Who Is It For?
Anyone who is involved in and/or interested in implementing shared use policies and/or agreements in schools including school administrators, members of local government, health officials and community residents.
How Do You Get It?
These resources are distributed electronically and can be downloaded on this page.
How Is It Used?To provide guidance on developing and adopting shared use policies and/or agreements in North Carolina to create more physical activity opportunities for youth and adults.
Shared Use Policies and Agreements
Move More: A Toolkit for Promoting Open Use of School Property in North Carolinaprovides information on how schools in North Carolina can make their facilities availability to the public for physical activity. It includes background on the importance of increasing access to places for physical activity, relevant North Carolina law, a checklist for developing open use policies and a list of resources that support open use.
In 2014, Shared Use of School Property in North Carolina: The Role of Unorganized Recreation was created to provide education on existing North Carolina policies that govern shared use (opening access to recreational facilities to community residents) of school facilities, and specifically addresses the role of “unorganized use” of school facilities by the public.
In 2015, an amendment to NC General Statute § 115C-524 put open use of school grounds for recreation on the same legal footing as joint use agreements. Previously, the law recognized the ability of schools to enter into agreements with non-school groups to allow use of school property (e.g., a rental agreement with the YMCA to hold an after-school program on campus or with a local soccer league to use fields). The law provided that schools have no liability for injuries that occur during activities arising out of these agreements. The law was previously silent on the ability of schools to allow the general public to use school grounds for recreation outside of these agreements (open use). This was a gap, because people who use playgrounds and school tracks and walking trails on an informal basis are not going to be entering into an agreement, or a contract, with a school to do so. The new amendment makes it clear that schools are allowed to open their grounds to the public for recreational purposes outside of agreements. It also specifies that schools will have no liability for injuries that occur during this “open use” of school grounds.

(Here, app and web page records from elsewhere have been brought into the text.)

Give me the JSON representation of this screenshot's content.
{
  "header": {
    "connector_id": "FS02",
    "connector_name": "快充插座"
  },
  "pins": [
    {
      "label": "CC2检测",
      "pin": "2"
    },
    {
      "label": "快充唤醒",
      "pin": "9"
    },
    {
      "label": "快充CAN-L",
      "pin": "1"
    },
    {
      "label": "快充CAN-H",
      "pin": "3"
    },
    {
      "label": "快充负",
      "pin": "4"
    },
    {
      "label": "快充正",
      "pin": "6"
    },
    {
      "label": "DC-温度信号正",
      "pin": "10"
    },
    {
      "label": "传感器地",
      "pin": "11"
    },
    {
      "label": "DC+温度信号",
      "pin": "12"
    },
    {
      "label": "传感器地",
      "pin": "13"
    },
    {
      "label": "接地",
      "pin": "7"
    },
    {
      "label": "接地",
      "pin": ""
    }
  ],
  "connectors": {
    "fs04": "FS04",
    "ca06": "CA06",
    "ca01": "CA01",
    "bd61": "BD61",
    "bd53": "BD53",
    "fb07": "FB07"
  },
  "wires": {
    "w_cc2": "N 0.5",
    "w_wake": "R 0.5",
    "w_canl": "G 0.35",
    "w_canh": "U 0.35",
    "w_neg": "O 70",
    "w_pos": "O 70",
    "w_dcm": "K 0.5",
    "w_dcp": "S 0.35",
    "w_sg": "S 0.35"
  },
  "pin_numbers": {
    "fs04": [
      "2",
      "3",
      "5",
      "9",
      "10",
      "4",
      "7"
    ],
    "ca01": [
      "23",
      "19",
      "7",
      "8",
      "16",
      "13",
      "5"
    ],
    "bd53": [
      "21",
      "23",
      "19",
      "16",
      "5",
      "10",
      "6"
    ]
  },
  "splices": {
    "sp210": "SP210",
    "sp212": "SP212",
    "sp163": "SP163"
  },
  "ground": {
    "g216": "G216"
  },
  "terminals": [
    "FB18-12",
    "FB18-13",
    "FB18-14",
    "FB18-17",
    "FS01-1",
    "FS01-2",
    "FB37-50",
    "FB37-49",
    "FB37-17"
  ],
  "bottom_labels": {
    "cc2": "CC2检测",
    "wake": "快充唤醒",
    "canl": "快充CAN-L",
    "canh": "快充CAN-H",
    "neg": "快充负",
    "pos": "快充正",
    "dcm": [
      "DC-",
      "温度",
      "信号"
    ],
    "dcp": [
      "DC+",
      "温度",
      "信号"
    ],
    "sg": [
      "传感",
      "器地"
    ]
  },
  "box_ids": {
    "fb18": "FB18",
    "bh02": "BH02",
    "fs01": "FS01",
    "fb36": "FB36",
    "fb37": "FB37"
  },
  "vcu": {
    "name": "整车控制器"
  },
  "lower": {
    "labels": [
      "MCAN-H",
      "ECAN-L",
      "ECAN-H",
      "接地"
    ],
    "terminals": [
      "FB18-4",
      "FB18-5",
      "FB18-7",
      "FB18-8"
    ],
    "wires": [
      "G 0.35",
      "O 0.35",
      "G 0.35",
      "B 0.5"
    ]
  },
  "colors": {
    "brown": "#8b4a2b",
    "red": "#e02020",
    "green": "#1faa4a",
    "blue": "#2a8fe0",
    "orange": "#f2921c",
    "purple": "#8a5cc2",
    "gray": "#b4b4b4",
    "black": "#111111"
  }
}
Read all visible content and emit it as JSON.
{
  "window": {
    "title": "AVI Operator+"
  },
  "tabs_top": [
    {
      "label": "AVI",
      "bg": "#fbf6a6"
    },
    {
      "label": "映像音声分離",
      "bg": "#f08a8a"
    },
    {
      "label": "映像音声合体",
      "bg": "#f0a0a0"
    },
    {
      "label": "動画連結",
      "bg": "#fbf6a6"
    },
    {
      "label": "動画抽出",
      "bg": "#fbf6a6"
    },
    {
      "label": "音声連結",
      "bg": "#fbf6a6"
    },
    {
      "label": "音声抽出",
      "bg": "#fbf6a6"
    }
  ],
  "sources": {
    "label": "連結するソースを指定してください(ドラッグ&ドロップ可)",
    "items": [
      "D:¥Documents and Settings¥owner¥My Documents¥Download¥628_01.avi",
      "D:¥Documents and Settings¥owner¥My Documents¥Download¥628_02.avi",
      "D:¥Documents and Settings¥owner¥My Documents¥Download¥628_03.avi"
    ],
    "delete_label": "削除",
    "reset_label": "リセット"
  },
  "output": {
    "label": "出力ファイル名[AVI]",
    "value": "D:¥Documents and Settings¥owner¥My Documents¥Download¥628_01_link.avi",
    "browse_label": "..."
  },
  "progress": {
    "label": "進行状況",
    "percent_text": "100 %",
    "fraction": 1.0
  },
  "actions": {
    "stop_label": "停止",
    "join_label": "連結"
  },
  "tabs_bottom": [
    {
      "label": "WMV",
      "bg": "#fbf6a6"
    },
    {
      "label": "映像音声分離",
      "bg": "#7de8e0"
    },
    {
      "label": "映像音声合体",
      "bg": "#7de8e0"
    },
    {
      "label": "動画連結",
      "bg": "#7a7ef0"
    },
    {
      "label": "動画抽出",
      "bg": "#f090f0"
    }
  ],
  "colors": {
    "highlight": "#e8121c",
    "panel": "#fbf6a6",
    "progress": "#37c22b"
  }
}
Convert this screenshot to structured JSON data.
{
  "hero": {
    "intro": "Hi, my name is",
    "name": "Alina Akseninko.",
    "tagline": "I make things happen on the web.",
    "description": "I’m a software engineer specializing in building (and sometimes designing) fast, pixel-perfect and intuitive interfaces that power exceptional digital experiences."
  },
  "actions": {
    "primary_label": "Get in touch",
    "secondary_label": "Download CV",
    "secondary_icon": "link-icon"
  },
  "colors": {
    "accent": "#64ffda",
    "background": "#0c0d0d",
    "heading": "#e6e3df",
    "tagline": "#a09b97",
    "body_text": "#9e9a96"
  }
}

Promoting Physical Activity Through Joint Use Agreements: A Guide for North Carolina Schools and Communities to Develop and Use Joint Use Agreements can be used to provide information on how to share physical activity resources through joint use agreements in North Carolina.